With the deployment of the NATO Response Force Maritime Groups 1 and 2 off the coast of Somalia, first with Operation Allied Provider and since last August with Operation Ocean Shield, the Western military bloc has extended its nearly nine-year-old Operation Active Endeavor naval surveillance and interdiction mission throughout the entire Mediterranean Sea into the Gulf of Aden to the Arabian Sea and the Persian Gulf.
The current commander of Ocean Shield, Dutch Commodore Michiel Hijmans, held a meeting on board the NATO mission's flagship on July 12 with leaders of Somalia's semi-independent Puntland region, which has become a land-based component of NATO operations in the Horn of Africa. According to the bloc, "The purpose of the talks was to build on the existing and growing relationship that has developed between NATO and the Puntland authorities." 

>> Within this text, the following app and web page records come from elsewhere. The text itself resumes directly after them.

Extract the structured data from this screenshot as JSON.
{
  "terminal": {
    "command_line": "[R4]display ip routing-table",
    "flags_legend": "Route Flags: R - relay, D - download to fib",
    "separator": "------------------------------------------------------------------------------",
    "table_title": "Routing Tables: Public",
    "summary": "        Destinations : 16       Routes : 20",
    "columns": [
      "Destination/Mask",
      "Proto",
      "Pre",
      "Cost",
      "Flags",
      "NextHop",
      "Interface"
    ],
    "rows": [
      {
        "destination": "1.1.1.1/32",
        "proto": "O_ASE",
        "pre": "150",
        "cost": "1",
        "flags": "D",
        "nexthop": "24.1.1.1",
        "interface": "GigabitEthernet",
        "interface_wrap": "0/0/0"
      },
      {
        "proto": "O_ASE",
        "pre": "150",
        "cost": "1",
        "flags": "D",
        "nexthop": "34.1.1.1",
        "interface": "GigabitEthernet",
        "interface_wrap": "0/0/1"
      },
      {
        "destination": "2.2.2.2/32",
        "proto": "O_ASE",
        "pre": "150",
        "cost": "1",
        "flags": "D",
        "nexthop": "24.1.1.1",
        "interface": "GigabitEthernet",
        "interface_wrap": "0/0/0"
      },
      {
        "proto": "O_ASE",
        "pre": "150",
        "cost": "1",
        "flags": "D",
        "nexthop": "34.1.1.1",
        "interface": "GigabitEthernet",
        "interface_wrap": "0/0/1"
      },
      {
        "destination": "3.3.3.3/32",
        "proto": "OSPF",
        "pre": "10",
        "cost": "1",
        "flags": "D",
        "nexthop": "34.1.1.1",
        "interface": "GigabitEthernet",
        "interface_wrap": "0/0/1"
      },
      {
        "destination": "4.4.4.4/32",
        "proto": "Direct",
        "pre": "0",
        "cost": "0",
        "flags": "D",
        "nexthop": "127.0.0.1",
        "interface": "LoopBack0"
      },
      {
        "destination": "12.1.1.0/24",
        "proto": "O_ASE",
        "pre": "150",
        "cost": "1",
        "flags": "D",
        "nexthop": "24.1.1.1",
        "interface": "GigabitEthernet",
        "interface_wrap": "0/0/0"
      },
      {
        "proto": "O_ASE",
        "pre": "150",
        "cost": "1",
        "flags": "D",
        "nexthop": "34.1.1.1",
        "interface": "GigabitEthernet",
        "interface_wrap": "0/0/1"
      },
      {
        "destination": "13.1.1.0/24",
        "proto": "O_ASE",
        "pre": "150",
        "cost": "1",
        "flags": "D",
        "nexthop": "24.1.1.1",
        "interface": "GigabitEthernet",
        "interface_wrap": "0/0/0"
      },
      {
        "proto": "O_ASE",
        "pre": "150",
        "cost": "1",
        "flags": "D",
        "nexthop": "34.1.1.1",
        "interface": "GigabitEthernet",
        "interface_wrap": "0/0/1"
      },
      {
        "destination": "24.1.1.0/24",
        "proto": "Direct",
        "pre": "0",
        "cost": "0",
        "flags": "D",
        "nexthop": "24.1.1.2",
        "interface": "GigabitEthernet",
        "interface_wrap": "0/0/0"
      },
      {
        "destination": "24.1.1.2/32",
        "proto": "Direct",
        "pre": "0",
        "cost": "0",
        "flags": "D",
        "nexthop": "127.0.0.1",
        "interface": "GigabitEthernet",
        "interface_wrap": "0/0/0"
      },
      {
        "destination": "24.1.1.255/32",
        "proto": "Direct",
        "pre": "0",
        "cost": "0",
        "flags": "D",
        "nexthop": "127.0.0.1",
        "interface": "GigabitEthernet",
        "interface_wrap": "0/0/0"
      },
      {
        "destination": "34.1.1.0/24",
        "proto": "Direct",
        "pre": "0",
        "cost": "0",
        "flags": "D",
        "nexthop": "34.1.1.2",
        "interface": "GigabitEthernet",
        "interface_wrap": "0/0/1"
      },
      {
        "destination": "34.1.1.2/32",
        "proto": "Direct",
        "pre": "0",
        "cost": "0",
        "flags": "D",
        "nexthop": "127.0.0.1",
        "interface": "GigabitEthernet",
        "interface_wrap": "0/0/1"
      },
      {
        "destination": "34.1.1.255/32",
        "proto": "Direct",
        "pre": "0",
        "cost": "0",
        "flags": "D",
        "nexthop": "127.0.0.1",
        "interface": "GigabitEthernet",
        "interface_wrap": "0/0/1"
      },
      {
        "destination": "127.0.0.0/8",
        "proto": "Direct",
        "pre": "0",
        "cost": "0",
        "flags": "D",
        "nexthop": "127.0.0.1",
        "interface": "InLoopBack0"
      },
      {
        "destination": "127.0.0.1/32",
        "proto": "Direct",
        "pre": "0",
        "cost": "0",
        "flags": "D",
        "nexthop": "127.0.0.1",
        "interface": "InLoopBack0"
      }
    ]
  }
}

Several days later the NATO flotilla docked in Dubai in the United Arab Emirates where Commodore Hijmans broached the subject of "chasing Somali pirates" into the Red Sea, an area not yet covered by the Ocean Shield mandate. NATO warships in the Red Sea would place them off the coasts of Egypt, Sudan, Eritrea, Saudi Arabia, Yemen, Djibouti, Jordan and Israel and connect NATO naval operations through the Suez Canal to Active Endeavor in the Mediterranean.
Early this month the French military attaché to Somalia said that the "government of the Republic of France has asked Uganda and other African nations to send more troops to war torn Somalia," and urged "more African states to send troops to Somalia...."  France will be instrumental in pressuring Djibouti and Guinea to send troops to Somalia, as both countries are former French colonies and Djibouti is a member of the French Community.
France is among several EU states that have sent troops to Uganda to train 2,000 Somali soldiers for fighting at home. The others are Spain (which is in charge), Britain, Germany, Italy, Greece, Hungary, Belgium, Portugal, Luxembourg, Sweden, Finland, Ireland, Malta and Cyprus. A NATO operation in all but name. German troops deployed in May are to "remain in East Africa for a year." 
According to the Christian Science Monitor, "Money for logistical support is coming from the United States, which has reportedly already pumped millions of dollars into similar smaller training programs run by local militaries in Uganda and Djibouti over the past 18 months.
"The EU program to train an army to fight for Somalia's beleaguered transitional government involves 150 instructors from 14 EU countries at a cost of $6 million."
The featured cited above also provided the following background information:
"Since 2004, the US has poured huge resources into initiatives such as Easbrig [Eastern Africa Standby Brigade], using private contractors and military advisers to train almost 60,000 African soldiers such as...Rwandans....Africom has also trained Congolese special forces to operate in the country's mineral-rich forests and reformed virtually the entire Liberian national army. Easbrig is an example of what Secretary of State Hillary Clinton calls 'smart power' - a mixture of military might and nation-building that bears a resemblance to Rumsfeld's concept of the 'long war'....Several critics have likened Africom to a Trojan horse, using the cover of humanitarian aid to pursue America's real strategic interests." 
EASBRIG is expected to grow to several thousand troops from as many as 14 nations.
One of the main missions of AFRICOM is create, train and deploy regional military forces to further U.S. and general Western objectives in Africa, the world's second most populous continent. Somalia is the first test case.